When I first started running in 2010, I was slow. I would walk/run most of my training runs, even the short ones. It was a huge feat for me must to finish my first half, which was at a lightning fast 12:01pace. My neatly organized google doc of all my running times tells me that over the past three years, I’ve shaved over a minute off of my average pace during races. Before the Disneyworld Marathon I was doing speedwork in hopes of a PR. The nagging ITBS derailed this plan and I had to switch to the just finish mentality. Post marathon I’m hovering around a 10-10:30 pace. A couple of workouts this week even made it under the 10 minute mile pace (just under 10 at 9:57, but under!). I feel fast. I feel strong.

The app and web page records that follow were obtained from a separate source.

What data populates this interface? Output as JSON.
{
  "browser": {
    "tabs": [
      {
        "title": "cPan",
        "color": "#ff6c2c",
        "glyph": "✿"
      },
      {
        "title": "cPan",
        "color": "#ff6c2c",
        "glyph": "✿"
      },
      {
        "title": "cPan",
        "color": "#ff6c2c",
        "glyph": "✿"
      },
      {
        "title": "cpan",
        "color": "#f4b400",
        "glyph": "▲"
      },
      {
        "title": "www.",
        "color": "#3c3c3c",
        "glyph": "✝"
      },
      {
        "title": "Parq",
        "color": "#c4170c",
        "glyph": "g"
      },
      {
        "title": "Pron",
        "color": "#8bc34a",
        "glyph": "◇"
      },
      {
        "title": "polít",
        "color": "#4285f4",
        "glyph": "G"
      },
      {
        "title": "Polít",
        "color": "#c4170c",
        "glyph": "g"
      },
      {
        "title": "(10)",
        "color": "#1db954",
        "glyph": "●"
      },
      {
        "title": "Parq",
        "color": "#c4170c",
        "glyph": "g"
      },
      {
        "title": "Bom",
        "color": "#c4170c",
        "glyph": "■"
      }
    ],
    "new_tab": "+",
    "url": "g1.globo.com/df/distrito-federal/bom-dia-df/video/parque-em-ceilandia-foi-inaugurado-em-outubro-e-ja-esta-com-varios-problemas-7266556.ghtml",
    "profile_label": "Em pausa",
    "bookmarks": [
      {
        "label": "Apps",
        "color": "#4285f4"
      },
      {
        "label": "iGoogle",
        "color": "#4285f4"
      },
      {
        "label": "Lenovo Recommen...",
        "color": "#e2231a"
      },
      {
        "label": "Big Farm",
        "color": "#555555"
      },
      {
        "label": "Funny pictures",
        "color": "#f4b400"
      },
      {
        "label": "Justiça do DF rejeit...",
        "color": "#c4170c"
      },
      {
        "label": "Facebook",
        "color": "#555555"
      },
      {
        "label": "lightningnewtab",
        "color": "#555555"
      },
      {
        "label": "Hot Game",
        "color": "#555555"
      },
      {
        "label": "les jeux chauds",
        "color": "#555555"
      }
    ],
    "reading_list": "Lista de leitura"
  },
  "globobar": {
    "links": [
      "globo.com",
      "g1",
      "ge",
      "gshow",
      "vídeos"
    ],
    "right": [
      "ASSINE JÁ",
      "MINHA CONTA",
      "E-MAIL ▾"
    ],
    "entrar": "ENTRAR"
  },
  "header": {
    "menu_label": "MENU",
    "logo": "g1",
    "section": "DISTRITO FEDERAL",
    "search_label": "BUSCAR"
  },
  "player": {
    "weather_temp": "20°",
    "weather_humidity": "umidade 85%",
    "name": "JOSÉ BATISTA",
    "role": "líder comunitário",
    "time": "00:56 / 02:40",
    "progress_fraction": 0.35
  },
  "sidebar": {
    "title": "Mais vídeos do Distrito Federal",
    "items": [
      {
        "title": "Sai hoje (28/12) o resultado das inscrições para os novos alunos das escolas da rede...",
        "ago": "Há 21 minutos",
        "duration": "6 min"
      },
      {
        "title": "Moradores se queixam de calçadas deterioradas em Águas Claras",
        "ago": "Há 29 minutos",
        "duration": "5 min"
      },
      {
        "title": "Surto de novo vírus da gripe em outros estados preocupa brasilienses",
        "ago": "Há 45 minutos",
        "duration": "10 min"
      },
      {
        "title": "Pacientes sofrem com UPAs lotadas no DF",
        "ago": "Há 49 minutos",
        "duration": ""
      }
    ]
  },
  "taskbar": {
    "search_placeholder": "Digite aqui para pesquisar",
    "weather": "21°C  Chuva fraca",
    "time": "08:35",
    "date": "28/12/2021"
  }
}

I started searching some twitter running hashtags and saw people posting about their 7 minute, 6 minute, 5 minute mile times. And then I felt slow again. The happy running high was quickly deflated. Why do I think I can call myself a runner? When people find out I’m a runner and want to talk about it, I always disclaim it with, “Oh yes, but I’m slow.” I guess there’s always been a part of me that has never felt like a “real runner” because of my speed, or lack thereof.
But then I remembered that it’s never been about being the fastest runner. It’s about keeping my body physically fit. It’s about release. It’s about physically challenging myself. It’s about having a stress reliever and the space to let my mind work through some tough life issues on a long run. It’s about pushing myself to things I never thought possible (half marathon, marathons, heck even five miles was an accomplishment when I first started out – when I was in elementary school I almost flunked out of PE because I refused to run). It’s about being out in nature and getting to enjoy and bask in its beauty. It’s about helping discover the wonder of running . It’s about learning life lessons.
I know I’ll never be the fastest (short girl with short legs, not exactly the natural born runner), but this won’t stop me from trying to improve and push myself to new limits and it also shouldn’t stop me from proudly declaring that I am a runner.
(via Our Time to Change)
A mile is a mile, and I am a runner.